A protection seller sells credit protection on a 5 year credit default swap on Greek debt with a face value of €10 million for 400 basis points (i.e.4%). This means the protection buyer will pay an annual premium of €400,000 (split into 4 quarterly
payments per annum of €100,000 per quarter) for insurance against a credit
event (eg. A Greek default) on the debt.
Scenario 1 There is no credit event on the Greek debt
In this case the protection buyer pays €400,000 a year for 5 years which means the protection buyer has paid €2 million in total and gets nothing in return. The protection seller will have a profit of €2 million (plus any interest earnt on the premiums).
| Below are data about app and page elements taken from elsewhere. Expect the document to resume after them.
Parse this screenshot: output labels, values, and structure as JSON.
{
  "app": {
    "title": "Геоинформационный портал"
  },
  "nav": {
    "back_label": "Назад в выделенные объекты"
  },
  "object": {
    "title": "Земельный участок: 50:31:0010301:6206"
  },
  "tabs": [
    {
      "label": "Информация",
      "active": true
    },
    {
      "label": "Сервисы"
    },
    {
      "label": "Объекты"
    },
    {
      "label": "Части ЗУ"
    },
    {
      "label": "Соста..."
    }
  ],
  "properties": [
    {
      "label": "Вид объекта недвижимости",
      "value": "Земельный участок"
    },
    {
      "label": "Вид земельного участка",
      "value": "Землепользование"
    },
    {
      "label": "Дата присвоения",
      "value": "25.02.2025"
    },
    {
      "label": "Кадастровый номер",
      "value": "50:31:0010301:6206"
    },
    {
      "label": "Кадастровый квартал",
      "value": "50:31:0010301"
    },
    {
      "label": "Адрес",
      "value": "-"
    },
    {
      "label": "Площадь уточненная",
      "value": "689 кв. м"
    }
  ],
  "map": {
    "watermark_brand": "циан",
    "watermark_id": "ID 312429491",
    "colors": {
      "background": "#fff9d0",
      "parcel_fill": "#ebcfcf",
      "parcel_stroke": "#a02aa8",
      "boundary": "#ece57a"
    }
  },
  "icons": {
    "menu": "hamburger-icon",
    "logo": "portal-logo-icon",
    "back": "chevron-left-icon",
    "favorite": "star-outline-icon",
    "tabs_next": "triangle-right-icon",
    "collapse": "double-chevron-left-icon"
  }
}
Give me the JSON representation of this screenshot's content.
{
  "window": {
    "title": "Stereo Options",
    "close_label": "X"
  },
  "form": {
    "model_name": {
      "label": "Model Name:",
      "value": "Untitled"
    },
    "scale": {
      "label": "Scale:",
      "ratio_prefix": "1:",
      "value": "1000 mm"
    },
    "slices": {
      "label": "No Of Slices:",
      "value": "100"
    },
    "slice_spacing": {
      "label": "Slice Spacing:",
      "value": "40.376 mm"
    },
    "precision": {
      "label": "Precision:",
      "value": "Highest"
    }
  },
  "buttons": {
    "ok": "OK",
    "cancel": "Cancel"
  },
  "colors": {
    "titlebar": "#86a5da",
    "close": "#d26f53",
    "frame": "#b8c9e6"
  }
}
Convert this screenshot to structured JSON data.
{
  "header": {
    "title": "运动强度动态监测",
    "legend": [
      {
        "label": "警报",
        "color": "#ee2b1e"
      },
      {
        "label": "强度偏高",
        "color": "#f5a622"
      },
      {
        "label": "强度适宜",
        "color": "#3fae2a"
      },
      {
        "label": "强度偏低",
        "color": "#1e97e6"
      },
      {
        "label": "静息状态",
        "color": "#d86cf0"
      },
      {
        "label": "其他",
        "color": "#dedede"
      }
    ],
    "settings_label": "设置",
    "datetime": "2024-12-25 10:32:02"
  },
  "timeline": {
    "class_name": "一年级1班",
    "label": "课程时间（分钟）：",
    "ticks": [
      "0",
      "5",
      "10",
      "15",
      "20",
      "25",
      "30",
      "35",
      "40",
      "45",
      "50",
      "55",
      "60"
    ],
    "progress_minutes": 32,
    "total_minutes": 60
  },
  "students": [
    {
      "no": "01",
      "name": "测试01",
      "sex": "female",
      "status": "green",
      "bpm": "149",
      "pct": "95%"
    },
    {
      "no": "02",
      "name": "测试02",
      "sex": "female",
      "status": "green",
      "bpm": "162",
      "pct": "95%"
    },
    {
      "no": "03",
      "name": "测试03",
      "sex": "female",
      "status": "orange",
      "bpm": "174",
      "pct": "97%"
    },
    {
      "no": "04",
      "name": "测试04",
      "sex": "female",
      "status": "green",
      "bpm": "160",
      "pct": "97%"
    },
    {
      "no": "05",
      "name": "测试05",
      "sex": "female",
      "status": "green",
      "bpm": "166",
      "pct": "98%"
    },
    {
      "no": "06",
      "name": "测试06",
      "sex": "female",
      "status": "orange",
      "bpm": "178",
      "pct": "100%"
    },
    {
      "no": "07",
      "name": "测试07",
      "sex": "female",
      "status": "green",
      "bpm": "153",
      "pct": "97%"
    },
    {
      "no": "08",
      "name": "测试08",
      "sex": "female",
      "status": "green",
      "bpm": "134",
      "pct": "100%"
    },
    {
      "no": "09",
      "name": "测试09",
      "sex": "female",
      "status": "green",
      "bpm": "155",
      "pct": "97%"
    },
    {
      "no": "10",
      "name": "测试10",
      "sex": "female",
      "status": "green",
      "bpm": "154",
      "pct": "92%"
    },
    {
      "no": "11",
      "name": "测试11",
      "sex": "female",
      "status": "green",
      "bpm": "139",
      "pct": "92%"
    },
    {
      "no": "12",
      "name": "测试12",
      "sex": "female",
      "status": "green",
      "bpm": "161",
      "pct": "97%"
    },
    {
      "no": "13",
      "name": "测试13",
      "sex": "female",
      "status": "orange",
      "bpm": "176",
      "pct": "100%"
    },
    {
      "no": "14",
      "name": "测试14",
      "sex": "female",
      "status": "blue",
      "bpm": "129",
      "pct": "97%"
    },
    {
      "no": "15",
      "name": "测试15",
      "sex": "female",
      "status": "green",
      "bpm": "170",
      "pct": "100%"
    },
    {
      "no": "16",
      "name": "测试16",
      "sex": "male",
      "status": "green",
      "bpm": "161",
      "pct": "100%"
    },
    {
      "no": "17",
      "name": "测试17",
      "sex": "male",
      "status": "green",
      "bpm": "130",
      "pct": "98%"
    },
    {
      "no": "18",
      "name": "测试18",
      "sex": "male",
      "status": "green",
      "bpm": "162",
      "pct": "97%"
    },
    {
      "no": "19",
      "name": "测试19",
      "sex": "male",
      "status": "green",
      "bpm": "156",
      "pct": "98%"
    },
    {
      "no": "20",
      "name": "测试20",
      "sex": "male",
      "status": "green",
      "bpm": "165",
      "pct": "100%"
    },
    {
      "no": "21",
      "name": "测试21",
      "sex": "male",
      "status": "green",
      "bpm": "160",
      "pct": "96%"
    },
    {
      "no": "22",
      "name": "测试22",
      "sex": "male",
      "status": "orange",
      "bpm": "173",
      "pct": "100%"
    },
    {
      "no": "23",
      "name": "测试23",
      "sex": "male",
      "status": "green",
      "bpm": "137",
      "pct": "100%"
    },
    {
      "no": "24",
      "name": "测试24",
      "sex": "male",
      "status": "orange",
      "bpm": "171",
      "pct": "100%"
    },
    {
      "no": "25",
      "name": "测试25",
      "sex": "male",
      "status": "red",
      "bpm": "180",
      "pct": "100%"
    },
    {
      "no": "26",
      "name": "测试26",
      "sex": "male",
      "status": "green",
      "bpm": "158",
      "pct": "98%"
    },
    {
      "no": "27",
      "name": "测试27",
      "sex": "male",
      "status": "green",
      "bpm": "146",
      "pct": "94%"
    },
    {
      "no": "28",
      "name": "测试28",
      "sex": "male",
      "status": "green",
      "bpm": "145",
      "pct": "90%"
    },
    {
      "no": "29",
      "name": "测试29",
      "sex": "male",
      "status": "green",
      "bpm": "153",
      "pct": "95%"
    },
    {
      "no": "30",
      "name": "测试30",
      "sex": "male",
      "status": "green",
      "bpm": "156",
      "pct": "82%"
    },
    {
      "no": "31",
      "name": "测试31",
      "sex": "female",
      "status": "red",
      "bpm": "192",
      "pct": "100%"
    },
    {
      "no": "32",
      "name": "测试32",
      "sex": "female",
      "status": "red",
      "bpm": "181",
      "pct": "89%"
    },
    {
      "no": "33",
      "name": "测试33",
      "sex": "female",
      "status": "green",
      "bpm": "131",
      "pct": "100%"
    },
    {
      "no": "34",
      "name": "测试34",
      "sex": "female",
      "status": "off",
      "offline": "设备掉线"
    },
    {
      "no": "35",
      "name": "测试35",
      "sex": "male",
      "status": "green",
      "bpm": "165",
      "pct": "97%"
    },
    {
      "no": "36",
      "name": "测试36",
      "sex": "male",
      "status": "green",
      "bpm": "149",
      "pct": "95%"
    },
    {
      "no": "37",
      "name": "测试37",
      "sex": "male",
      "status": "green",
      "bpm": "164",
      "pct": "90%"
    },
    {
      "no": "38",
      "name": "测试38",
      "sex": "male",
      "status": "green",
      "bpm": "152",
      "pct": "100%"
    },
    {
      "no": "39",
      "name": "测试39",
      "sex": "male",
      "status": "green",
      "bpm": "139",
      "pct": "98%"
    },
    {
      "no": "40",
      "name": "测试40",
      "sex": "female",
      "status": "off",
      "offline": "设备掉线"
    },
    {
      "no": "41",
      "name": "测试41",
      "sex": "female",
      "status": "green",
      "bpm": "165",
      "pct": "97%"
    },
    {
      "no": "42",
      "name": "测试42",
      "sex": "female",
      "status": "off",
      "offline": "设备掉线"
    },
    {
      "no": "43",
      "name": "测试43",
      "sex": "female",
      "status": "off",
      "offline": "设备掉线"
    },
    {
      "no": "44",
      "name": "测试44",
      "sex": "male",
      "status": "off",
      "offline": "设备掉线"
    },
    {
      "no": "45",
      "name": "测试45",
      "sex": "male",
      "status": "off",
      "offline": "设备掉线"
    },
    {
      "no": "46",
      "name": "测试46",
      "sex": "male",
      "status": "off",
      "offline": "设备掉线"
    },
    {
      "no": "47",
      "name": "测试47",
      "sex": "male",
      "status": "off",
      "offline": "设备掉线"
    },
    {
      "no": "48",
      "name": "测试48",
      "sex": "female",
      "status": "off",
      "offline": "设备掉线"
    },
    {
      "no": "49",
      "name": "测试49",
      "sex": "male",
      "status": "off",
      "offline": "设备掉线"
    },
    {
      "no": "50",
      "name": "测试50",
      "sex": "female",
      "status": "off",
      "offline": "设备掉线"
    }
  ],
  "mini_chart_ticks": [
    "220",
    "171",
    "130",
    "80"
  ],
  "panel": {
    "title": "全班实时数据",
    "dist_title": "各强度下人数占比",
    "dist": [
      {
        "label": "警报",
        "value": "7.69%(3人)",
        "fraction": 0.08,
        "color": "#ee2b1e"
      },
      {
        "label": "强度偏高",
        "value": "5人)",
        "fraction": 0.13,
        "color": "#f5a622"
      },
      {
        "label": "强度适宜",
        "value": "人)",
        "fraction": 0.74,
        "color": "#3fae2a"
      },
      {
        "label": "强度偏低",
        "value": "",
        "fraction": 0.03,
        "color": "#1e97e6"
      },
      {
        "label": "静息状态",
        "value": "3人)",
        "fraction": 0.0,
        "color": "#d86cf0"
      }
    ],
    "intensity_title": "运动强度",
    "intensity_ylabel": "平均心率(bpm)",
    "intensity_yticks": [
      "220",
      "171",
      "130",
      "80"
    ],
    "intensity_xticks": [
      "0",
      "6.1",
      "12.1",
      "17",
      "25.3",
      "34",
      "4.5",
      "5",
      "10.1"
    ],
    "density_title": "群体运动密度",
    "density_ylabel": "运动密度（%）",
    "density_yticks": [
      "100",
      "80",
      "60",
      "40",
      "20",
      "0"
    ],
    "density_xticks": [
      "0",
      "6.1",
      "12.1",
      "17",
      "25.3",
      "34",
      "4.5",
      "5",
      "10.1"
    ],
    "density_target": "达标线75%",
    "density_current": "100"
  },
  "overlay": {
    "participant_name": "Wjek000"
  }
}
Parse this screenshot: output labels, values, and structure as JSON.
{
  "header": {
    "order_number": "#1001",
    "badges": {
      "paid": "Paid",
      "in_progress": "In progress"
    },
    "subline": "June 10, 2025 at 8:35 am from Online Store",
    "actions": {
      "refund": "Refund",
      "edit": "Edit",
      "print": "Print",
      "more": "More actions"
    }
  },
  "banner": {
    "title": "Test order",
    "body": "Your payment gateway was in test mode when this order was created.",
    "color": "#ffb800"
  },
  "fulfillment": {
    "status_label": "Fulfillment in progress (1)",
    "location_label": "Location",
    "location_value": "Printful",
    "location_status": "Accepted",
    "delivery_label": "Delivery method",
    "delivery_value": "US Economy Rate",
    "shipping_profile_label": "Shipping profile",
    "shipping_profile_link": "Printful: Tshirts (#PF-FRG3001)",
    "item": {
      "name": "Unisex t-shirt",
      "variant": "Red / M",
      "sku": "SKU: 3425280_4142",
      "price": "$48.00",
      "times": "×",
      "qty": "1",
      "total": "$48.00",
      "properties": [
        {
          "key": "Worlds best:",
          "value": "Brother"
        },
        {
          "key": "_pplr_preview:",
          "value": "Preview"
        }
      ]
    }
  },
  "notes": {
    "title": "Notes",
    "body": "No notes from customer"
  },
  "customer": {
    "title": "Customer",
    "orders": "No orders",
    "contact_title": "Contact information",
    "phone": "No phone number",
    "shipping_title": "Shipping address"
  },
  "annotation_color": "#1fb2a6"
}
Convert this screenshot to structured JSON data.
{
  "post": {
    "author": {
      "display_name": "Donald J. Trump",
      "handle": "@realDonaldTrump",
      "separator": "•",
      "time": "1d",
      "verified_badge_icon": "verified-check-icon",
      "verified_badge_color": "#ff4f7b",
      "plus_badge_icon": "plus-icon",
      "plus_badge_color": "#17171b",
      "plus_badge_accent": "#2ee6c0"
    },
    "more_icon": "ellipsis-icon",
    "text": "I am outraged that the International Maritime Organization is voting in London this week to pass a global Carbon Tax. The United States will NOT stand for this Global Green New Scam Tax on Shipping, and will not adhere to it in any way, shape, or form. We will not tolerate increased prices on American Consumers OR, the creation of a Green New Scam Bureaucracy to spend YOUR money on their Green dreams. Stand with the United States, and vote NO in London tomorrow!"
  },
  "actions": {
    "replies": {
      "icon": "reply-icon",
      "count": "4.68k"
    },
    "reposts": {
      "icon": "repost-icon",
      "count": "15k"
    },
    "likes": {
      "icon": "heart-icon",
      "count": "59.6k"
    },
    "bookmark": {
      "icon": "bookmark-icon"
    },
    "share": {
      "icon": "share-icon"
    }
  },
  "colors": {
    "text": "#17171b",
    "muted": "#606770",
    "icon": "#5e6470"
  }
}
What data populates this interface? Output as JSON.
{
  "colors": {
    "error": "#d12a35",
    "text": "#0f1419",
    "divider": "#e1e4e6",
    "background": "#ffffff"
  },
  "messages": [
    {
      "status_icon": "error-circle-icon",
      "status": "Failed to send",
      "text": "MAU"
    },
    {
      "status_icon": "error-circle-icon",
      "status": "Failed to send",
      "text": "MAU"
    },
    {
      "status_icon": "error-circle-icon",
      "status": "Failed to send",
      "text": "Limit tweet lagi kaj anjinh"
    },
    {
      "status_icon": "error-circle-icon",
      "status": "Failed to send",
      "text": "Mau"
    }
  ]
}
Scenario 2: The is a Greek Default on its debt after year 1
If Greece defaults after 1 year then the protection buyer will have made 4 quarterly payments of €100,000 each making at total of €400,000. These payments will now cease, the protection buyer will now need to hand over Greek bonds with a face value of €10 million to the protection seller. Let’s assume that these are now trading at a discount to their face value (because of the default) at €3 million in the market. Once in receipt of the bonds the protection seller will
then make a payment of €10 million to the protection buyer.
The net result is that the protection buyer has handed over premiums of €400,000 and bonds to the value of €3 million and so is better off than if they had not bought the CDS by €6.6 million.
By contrast, the protection seller has received premiums of €400,000 and holds the Greek debt at the market place valuation of €3 million and so is €6.6 million worse off than if they had not sold the CDS.
What happens if the probability of a Greek default rises?
If a credit event has not occurred but the probability of a Greek default rises then protection sellers will want to charge a higher premium on any new CDS contracts that they write. This means that the CDS spreads they charge will rise. For example, they may increase the premium from 400 basis points (i.e. 4%) to 1,000 basis points (i.e. 10%) if this happens the fee rises from €400,000 per year (i.e. €100,000 per quarter) to €1,000,000 per year (i.e. €250,000 per quarter).
Below are some selected Sovereign CDS contracts on Sovereign bonds measured in basis points through the duration of the financial crisis.